PROBLEM TO WORK ON
Determine which lines of the records include the word "this", and copy them.

SOURCE MATERIAL

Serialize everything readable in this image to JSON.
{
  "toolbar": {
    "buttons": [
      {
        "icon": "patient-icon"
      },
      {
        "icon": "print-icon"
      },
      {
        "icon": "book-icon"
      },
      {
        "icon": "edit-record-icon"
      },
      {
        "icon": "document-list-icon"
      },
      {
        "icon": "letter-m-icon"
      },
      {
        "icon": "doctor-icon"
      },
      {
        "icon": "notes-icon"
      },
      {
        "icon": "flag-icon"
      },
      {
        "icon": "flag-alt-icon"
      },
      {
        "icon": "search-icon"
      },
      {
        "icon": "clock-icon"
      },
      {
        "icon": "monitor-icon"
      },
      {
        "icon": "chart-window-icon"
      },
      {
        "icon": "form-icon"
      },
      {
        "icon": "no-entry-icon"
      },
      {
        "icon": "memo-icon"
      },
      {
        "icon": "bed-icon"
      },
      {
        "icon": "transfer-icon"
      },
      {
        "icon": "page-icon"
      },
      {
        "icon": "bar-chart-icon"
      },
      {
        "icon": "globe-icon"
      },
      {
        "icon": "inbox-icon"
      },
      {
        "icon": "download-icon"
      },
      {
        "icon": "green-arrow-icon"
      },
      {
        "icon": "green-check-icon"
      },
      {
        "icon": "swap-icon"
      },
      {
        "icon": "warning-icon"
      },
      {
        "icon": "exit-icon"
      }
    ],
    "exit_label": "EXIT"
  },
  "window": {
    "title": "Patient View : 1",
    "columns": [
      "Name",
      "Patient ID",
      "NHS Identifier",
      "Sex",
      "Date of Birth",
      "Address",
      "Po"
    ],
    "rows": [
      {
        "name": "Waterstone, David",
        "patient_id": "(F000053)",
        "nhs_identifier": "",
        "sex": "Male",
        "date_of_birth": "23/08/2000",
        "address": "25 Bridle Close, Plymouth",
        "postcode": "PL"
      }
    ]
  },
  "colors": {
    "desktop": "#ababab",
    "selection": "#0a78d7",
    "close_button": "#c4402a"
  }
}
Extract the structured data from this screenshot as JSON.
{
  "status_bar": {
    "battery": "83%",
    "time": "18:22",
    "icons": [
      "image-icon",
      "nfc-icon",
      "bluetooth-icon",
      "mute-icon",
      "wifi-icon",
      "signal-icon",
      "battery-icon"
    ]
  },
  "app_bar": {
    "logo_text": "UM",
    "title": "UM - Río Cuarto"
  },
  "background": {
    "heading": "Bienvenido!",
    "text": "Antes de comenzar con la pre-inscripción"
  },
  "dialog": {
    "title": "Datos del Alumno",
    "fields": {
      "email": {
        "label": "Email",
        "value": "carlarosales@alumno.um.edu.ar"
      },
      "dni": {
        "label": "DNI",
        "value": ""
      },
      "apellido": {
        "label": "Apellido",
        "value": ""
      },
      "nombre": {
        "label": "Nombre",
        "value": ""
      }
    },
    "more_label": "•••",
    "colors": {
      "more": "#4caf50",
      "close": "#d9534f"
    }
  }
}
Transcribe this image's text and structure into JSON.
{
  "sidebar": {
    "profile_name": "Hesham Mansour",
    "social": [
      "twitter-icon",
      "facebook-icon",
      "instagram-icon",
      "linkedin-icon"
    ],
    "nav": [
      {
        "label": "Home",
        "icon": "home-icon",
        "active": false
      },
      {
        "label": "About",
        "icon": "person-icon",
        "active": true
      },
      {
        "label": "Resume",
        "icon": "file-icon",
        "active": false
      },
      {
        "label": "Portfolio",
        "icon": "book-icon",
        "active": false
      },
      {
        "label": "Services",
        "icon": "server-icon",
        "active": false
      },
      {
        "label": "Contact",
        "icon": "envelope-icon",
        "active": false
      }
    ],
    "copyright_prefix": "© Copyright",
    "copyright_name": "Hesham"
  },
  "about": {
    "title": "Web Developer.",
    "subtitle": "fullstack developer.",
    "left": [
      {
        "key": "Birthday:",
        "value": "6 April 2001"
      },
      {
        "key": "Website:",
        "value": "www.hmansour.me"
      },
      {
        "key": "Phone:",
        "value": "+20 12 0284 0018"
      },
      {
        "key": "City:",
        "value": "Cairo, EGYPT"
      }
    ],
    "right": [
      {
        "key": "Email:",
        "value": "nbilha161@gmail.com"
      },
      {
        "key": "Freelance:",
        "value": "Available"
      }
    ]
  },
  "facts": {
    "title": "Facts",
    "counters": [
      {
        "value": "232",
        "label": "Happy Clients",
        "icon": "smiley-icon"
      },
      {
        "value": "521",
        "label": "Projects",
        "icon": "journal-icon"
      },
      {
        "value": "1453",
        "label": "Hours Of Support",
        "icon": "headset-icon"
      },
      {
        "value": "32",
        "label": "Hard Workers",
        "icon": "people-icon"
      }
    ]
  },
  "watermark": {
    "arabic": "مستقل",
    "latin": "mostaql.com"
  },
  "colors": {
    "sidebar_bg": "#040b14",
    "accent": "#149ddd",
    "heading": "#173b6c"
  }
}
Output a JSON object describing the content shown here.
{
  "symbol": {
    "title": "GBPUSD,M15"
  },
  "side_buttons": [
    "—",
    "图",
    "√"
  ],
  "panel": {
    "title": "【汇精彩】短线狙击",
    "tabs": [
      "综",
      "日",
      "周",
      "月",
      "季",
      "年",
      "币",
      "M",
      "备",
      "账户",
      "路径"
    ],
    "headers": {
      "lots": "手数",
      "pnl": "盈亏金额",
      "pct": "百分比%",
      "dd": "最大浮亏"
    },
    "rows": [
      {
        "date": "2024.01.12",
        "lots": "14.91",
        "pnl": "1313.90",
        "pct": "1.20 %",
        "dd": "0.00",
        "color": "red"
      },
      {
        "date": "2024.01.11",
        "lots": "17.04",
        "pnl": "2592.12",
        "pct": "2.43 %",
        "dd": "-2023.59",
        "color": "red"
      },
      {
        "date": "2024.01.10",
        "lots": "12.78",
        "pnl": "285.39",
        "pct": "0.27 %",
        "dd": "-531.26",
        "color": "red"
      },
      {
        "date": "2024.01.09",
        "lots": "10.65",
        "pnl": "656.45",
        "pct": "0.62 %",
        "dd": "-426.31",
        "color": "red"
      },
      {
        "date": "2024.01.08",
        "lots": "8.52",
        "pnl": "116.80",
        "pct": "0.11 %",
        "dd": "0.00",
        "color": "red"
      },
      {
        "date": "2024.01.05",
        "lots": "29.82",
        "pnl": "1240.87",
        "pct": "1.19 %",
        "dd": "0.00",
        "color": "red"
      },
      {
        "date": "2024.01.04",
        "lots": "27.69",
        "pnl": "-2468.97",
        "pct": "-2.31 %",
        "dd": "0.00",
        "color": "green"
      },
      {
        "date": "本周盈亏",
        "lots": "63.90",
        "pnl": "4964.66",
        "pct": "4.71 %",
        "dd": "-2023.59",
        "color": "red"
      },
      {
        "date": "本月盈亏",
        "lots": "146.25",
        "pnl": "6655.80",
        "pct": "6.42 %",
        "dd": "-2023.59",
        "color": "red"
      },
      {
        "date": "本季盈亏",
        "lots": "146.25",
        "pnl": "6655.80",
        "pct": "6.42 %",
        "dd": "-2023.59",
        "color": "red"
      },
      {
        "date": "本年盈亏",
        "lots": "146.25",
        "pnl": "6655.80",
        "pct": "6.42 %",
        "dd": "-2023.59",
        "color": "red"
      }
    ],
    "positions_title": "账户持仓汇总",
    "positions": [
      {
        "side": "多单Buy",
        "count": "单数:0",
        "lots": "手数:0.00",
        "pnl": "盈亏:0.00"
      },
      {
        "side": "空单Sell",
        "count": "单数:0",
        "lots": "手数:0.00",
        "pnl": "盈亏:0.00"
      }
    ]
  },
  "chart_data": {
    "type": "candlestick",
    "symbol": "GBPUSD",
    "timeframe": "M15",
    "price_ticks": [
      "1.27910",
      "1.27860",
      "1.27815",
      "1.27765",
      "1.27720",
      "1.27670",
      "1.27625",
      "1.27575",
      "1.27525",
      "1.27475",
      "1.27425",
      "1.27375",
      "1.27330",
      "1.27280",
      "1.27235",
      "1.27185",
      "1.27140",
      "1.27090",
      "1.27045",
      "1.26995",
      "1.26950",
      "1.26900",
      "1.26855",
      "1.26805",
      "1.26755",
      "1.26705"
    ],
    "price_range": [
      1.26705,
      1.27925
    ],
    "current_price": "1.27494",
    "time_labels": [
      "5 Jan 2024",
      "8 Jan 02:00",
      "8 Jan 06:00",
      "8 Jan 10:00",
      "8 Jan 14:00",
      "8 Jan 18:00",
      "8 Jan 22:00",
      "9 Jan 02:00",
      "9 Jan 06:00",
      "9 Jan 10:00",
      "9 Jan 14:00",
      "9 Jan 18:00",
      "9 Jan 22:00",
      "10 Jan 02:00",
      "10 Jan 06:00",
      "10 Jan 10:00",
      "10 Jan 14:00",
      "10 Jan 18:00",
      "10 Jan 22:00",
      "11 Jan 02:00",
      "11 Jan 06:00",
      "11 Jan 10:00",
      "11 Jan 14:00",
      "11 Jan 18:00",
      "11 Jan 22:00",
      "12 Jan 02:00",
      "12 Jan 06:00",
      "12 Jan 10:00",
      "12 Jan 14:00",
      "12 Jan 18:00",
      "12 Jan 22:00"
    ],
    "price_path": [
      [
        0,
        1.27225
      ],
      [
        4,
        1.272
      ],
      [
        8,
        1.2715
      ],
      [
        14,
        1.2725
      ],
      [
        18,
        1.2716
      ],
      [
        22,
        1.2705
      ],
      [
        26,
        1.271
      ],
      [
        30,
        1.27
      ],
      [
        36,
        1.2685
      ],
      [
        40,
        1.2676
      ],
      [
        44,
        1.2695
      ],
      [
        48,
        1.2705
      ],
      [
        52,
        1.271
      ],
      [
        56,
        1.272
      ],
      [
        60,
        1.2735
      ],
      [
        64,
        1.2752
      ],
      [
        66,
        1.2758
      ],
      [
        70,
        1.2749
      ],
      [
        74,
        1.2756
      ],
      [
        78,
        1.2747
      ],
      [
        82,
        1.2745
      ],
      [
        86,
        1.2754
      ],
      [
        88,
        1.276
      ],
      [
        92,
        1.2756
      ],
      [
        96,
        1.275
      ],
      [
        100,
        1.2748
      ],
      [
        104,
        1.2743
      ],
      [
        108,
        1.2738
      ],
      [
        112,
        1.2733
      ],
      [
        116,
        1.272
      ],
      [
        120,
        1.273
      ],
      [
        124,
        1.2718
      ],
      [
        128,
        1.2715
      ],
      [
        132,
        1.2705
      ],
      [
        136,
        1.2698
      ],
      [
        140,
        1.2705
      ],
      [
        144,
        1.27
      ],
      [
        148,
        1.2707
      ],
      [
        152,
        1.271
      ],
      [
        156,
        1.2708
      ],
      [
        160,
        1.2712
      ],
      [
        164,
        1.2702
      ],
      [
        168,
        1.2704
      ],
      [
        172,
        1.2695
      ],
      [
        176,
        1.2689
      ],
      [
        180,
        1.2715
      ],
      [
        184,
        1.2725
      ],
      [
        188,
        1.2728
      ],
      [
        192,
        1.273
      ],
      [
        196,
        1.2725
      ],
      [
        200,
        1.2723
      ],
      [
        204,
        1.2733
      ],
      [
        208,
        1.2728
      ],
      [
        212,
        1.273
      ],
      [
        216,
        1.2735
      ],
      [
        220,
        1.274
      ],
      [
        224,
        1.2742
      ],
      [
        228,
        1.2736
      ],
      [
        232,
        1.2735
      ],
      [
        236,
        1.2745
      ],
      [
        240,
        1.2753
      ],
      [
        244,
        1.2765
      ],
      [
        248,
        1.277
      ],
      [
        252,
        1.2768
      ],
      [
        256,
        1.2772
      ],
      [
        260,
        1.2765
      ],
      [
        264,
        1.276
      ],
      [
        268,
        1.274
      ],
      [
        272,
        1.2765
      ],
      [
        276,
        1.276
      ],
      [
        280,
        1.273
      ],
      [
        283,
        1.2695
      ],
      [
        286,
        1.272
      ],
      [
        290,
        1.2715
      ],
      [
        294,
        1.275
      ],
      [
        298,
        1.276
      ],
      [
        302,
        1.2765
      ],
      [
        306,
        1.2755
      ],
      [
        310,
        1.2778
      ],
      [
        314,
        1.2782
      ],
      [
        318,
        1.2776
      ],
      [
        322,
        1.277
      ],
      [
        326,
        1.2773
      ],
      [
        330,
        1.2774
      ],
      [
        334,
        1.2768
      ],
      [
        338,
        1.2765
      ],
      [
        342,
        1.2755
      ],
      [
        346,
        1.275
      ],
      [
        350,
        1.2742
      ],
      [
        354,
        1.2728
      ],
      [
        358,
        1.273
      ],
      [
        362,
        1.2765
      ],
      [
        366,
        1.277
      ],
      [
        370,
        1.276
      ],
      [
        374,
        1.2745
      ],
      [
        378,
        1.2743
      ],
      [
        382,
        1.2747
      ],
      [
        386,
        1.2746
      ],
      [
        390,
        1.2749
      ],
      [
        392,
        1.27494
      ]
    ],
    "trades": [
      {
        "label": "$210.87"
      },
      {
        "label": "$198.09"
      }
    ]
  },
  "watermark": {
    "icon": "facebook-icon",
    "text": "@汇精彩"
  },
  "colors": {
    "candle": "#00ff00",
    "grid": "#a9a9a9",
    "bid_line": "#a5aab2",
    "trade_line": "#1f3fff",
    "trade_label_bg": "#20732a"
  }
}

REPLY
Serialize everything readable in this image to JSON.
Extract the structured data from this screenshot as JSON.
Transcribe this image's text and structure into JSON.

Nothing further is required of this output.